§ **TASK TO COMPLETE**
A word-for-word copy of the entries below is required.

[Excerpts from an interface dataset]
BEGIN

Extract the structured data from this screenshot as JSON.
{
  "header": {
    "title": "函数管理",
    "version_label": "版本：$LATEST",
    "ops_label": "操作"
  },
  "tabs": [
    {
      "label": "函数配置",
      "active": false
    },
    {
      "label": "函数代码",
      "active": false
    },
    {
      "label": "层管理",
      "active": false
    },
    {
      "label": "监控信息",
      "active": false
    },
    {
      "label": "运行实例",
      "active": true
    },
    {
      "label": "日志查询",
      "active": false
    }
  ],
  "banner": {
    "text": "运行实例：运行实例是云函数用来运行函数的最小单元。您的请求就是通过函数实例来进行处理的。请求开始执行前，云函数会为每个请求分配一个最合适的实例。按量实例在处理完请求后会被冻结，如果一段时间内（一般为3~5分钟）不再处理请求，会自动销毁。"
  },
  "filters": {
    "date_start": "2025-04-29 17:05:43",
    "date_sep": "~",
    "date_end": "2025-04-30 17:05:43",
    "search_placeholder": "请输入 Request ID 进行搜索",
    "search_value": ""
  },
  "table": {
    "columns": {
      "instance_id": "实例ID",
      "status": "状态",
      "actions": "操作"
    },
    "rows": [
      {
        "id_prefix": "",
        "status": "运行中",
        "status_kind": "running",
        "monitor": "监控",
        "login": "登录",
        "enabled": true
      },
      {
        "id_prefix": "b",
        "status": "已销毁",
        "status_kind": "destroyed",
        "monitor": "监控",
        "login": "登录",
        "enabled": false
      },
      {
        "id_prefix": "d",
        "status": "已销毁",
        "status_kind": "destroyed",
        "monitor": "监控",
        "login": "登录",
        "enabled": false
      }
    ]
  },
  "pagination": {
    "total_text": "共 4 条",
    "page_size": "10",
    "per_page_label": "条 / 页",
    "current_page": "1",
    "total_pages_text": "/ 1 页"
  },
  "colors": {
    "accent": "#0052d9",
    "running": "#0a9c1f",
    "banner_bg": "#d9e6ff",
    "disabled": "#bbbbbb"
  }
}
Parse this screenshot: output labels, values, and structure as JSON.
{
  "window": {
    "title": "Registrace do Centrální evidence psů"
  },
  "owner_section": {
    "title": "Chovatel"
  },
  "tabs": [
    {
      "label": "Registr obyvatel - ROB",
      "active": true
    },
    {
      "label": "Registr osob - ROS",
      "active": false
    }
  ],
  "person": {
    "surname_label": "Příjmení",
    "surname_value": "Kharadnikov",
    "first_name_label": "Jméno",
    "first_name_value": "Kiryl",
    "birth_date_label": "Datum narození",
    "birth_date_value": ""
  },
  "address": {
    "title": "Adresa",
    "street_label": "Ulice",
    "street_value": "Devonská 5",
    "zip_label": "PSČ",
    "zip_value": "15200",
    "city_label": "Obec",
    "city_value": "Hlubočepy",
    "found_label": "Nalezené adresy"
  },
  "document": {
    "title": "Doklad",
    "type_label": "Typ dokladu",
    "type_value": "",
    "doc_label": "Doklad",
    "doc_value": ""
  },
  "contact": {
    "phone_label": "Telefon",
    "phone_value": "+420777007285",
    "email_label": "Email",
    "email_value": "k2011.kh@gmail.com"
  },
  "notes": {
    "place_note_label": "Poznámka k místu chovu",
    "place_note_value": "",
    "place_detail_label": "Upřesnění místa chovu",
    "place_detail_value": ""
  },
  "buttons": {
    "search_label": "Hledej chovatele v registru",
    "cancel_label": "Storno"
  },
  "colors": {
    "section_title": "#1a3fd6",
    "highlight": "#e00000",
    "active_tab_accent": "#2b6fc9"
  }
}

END

§ **EXERCISE SOLUTION**
Extract the structured data from this screenshot as JSON.
{
  "header": {
    "title": "函数管理",
    "version_label": "版本：$LATEST",
    "ops_label": "操作"
  },
  "tabs": [
    {
      "label": "函数配置",
      "active": false
    },
    {
      "label": "函数代码",
      "active": false
    },
    {
      "label": "层管理",
      "active": false
    },
    {
      "label": "监控信息",
      "active": false
    },
    {
      "label": "运行实例",
      "active": true
    },
    {
      "label": "日志查询",
      "active": false
    }
  ],
  "banner": {
    "text": "运行实例：运行实例是云函数用来运行函数的最小单元。您的请求就是通过函数实例来进行处理的。请求开始执行前，云函数会为每个请求分配一个最合适的实例。按量实例在处理完请求后会被冻结，如果一段时间内（一般为3~5分钟）不再处理请求，会自动销毁。"
  },
  "filters": {
    "date_start": "2025-04-29 17:05:43",
    "date_sep": "~",
    "date_end": "2025-04-30 17:05:43",
    "search_placeholder": "请输入 Request ID 进行搜索",
    "search_value": ""
  },
  "table": {
    "columns": {
      "instance_id": "实例ID",
      "status": "状态",
      "actions": "操作"
    },
    "rows": [
      {
        "id_prefix": "",
        "status": "运行中",
        "status_kind": "running",
        "monitor": "监控",
        "login": "登录",
        "enabled": true
      },
      {
        "id_prefix": "b",
        "status": "已销毁",
        "status_kind": "destroyed",
        "monitor": "监控",
        "login": "登录",
        "enabled": false
      },
      {
        "id_prefix": "d",
        "status": "已销毁",
        "status_kind": "destroyed",
        "monitor": "监控",
        "login": "登录",
        "enabled": false
      }
    ]
  },
  "pagination": {
    "total_text": "共 4 条",
    "page_size": "10",
    "per_page_label": "条 / 页",
    "current_page": "1",
    "total_pages_text": "/ 1 页"
  },
  "colors": {
    "accent": "#0052d9",
    "running": "#0a9c1f",
    "banner_bg": "#d9e6ff",
    "disabled": "#bbbbbb"
  }
}
Parse this screenshot: output labels, values, and structure as JSON.
{
  "window": {
    "title": "Registrace do Centrální evidence psů"
  },
  "owner_section": {
    "title": "Chovatel"
  },
  "tabs": [
    {
      "label": "Registr obyvatel - ROB",
      "active": true
    },
    {
      "label": "Registr osob - ROS",
      "active": false
    }
  ],
  "person": {
    "surname_label": "Příjmení",
    "surname_value": "Kharadnikov",
    "first_name_label": "Jméno",
    "first_name_value": "Kiryl",
    "birth_date_label": "Datum narození",
    "birth_date_value": ""
  },
  "address": {
    "title": "Adresa",
    "street_label": "Ulice",
    "street_value": "Devonská 5",
    "zip_label": "PSČ",
    "zip_value": "15200",
    "city_label": "Obec",
    "city_value": "Hlubočepy",
    "found_label": "Nalezené adresy"
  },
  "document": {
    "title": "Doklad",
    "type_label": "Typ dokladu",
    "type_value": "",
    "doc_label": "Doklad",
    "doc_value": ""
  },
  "contact": {
    "phone_label": "Telefon",
    "phone_value": "+420777007285",
    "email_label": "Email",
    "email_value": "k2011.kh@gmail.com"
  },
  "notes": {
    "place_note_label": "Poznámka k místu chovu",
    "place_note_value": "",
    "place_detail_label": "Upřesnění místa chovu",
    "place_detail_value": ""
  },
  "buttons": {
    "search_label": "Hledej chovatele v registru",
    "cancel_label": "Storno"
  },
  "colors": {
    "section_title": "#1a3fd6",
    "highlight": "#e00000",
    "active_tab_accent": "#2b6fc9"
  }
}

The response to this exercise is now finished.